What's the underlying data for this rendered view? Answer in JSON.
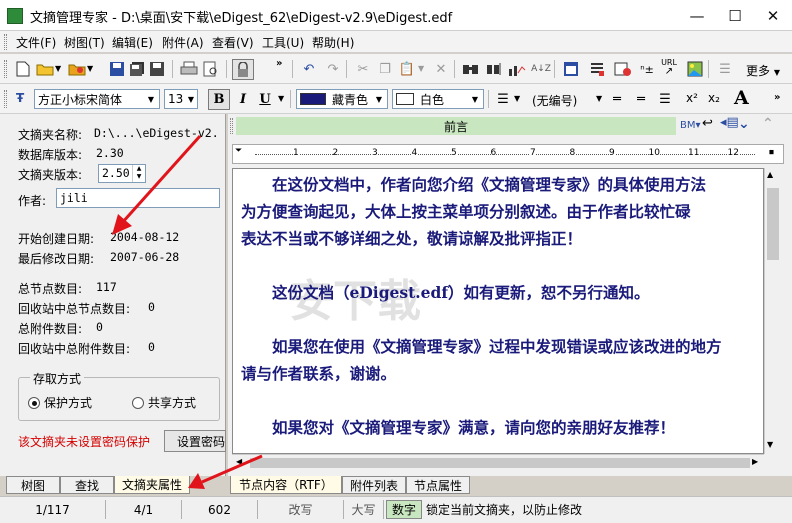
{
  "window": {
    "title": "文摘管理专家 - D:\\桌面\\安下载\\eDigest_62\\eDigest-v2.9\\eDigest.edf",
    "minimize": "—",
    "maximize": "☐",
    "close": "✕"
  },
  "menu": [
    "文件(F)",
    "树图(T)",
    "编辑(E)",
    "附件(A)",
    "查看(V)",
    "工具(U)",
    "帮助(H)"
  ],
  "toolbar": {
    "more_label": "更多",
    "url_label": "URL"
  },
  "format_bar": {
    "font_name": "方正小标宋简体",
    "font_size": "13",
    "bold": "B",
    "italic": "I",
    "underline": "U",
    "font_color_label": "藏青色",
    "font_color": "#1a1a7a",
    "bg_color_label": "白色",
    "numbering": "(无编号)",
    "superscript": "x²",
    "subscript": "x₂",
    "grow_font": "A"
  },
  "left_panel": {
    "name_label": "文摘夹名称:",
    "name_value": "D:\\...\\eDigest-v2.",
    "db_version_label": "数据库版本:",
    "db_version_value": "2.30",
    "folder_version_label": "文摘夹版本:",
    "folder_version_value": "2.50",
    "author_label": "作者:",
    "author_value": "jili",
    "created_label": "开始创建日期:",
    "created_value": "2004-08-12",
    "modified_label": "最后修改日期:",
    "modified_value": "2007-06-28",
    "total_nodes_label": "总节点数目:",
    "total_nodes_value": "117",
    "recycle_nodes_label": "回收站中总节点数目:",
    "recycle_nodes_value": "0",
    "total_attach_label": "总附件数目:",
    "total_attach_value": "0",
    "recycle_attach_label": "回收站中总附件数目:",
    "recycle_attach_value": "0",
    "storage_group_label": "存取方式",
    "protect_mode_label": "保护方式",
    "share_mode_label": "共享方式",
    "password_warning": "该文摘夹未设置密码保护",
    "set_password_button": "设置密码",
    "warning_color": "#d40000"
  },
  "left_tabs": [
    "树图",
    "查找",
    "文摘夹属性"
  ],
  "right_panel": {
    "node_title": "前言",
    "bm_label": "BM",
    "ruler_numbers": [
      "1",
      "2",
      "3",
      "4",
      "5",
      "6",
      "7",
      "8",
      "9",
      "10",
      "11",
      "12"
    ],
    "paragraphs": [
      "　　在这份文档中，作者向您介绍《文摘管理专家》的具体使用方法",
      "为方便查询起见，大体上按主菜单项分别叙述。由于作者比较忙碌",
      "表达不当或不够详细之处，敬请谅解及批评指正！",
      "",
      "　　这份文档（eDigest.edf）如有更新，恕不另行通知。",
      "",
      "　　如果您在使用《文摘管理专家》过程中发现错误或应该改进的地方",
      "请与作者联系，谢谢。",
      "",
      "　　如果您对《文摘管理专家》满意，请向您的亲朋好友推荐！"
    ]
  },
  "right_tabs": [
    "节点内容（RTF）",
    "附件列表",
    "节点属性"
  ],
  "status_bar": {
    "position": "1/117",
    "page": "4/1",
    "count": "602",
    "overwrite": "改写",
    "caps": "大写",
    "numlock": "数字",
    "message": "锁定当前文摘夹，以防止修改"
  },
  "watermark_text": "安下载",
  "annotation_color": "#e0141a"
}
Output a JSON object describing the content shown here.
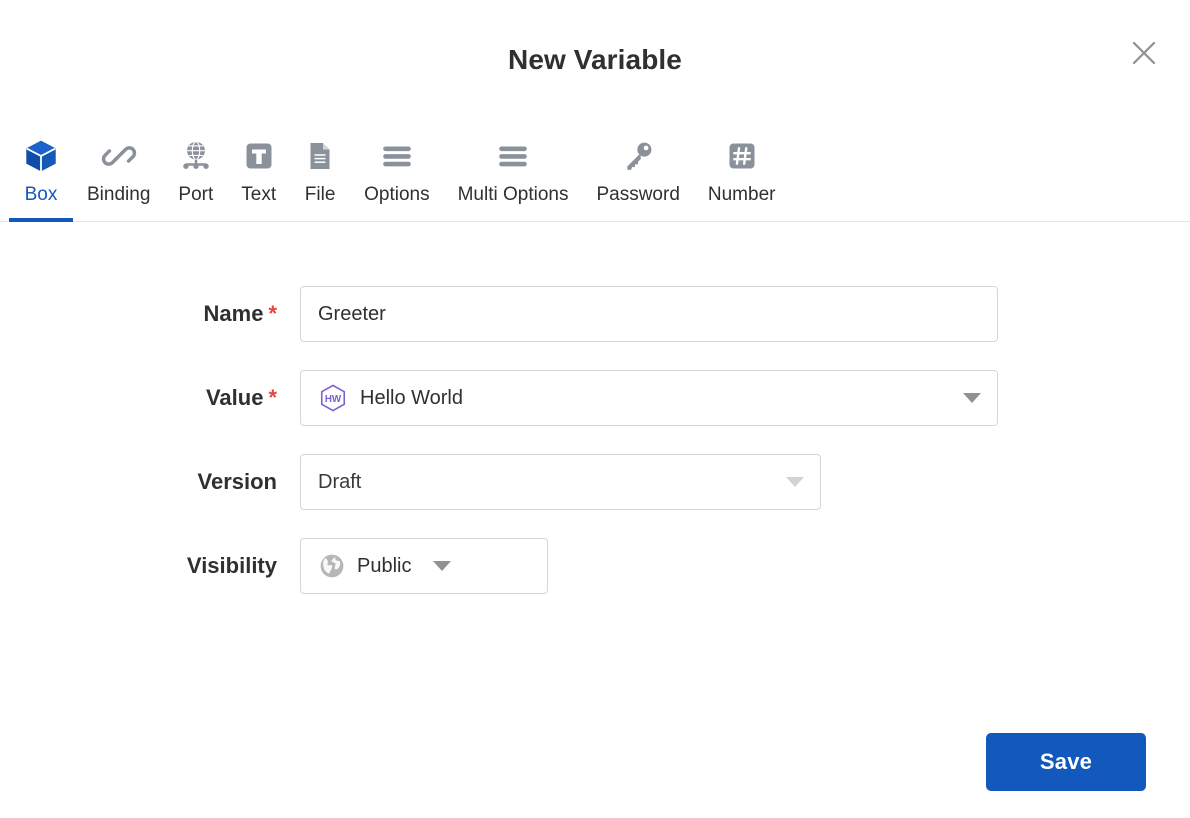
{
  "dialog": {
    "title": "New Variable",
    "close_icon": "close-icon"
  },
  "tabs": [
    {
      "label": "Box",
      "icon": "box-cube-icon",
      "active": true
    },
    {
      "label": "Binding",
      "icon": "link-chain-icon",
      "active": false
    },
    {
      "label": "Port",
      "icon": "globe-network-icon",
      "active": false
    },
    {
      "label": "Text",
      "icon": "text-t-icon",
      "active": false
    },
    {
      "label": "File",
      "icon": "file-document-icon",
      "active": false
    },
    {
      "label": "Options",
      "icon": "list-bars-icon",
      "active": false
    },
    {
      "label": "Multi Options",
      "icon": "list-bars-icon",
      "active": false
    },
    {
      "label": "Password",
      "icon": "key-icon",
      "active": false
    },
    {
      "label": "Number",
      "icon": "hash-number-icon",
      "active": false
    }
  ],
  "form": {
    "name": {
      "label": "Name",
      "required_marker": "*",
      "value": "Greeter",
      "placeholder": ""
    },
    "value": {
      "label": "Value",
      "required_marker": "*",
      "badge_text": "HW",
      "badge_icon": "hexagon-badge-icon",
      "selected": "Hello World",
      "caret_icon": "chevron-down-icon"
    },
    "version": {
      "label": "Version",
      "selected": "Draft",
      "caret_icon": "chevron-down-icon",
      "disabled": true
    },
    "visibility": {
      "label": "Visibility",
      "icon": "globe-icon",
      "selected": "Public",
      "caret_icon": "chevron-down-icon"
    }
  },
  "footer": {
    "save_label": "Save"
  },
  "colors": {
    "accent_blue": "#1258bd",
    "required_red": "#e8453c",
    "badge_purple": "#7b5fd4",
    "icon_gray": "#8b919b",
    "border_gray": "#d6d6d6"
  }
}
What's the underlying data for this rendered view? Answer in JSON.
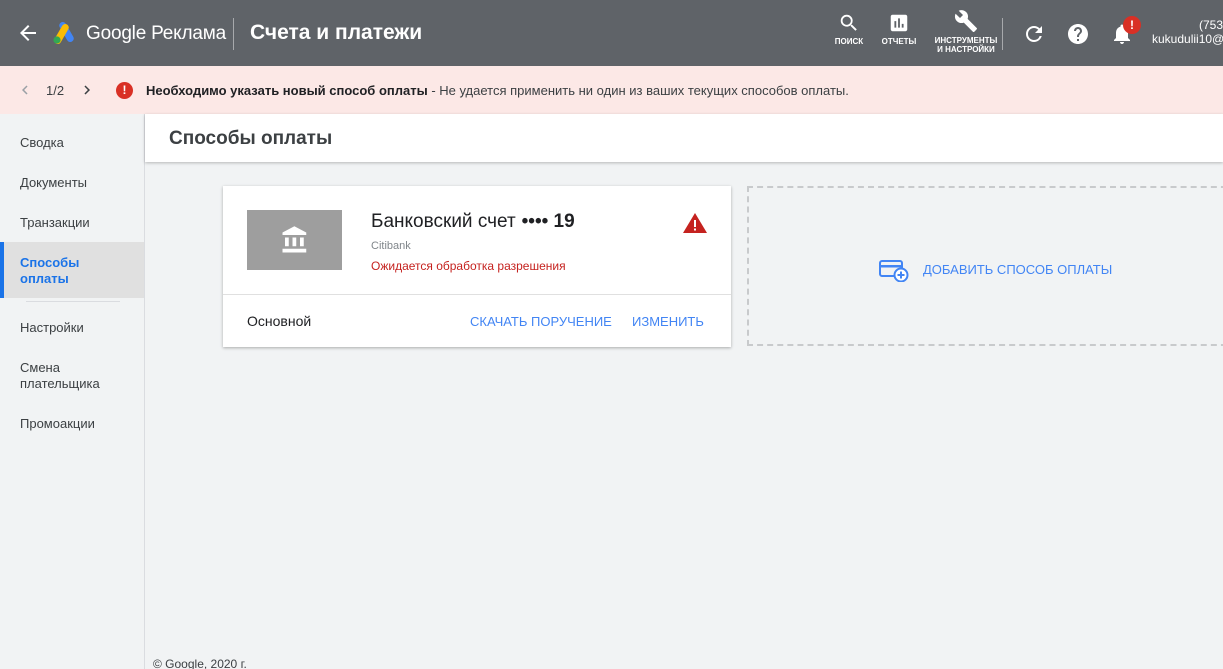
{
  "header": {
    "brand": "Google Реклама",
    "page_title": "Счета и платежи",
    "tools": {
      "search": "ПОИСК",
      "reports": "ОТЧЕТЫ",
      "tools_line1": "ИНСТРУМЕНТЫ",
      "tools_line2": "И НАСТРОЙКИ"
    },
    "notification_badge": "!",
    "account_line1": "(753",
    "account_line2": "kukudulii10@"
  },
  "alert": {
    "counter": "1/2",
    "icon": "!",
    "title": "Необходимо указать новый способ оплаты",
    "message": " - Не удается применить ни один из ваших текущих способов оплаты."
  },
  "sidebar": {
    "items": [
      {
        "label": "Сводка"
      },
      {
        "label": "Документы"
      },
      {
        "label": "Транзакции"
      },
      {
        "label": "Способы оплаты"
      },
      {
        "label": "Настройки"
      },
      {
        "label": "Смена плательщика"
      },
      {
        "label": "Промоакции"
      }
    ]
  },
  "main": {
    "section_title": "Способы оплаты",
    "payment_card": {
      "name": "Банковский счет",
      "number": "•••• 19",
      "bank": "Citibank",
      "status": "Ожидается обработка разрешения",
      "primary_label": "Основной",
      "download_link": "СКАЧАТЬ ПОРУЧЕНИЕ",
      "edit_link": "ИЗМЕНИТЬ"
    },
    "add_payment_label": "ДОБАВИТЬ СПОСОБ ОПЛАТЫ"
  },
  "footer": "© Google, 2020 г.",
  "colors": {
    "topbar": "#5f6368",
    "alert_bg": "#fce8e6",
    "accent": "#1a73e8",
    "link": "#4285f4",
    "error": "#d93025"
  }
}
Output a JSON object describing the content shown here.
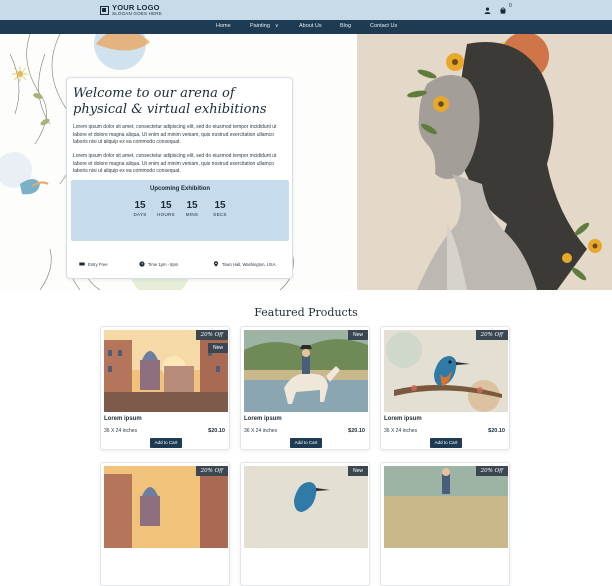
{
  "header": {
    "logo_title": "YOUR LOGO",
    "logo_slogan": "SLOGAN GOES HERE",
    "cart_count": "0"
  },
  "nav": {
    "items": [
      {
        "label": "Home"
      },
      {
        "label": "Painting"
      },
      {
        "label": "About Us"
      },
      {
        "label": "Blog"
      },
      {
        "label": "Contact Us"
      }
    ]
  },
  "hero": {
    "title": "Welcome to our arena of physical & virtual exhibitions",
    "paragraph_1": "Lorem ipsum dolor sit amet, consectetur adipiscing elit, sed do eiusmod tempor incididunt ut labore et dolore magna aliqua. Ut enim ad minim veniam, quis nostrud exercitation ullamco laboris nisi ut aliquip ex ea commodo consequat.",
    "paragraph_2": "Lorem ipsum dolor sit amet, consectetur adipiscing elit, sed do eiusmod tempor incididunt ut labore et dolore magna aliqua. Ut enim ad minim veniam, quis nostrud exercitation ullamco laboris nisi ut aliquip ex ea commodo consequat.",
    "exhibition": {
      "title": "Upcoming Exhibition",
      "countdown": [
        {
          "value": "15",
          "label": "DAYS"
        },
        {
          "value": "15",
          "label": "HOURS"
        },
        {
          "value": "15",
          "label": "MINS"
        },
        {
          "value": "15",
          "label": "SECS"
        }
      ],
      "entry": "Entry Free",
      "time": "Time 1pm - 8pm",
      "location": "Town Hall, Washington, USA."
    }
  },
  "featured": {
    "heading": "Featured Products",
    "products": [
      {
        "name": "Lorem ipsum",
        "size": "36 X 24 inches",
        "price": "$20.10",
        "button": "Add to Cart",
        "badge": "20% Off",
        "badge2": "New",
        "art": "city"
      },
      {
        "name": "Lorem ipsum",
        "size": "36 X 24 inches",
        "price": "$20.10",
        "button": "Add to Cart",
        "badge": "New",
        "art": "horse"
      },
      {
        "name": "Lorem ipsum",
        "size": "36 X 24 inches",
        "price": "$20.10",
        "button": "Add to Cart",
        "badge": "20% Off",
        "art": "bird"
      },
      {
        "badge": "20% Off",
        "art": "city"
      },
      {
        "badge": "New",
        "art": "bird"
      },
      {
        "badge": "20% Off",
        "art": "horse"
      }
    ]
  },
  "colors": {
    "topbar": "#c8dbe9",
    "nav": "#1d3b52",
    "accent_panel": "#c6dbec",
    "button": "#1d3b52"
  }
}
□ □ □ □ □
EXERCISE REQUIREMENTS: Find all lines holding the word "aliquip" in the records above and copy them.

SOLUTION TO THE PROBLEM:
    "paragraph_1": "Lorem ipsum dolor sit amet, consectetur adipiscing elit, sed do eiusmod tempor incididunt ut labore et dolore magna aliqua. Ut enim ad minim veniam, quis nostrud exercitation ullamco laboris nisi ut aliquip ex ea commodo consequat.",
    "paragraph_2": "Lorem ipsum dolor sit amet, consectetur adipiscing elit, sed do eiusmod tempor incididunt ut labore et dolore magna aliqua. Ut enim ad minim veniam, quis nostrud exercitation ullamco laboris nisi ut aliquip ex ea commodo consequat.",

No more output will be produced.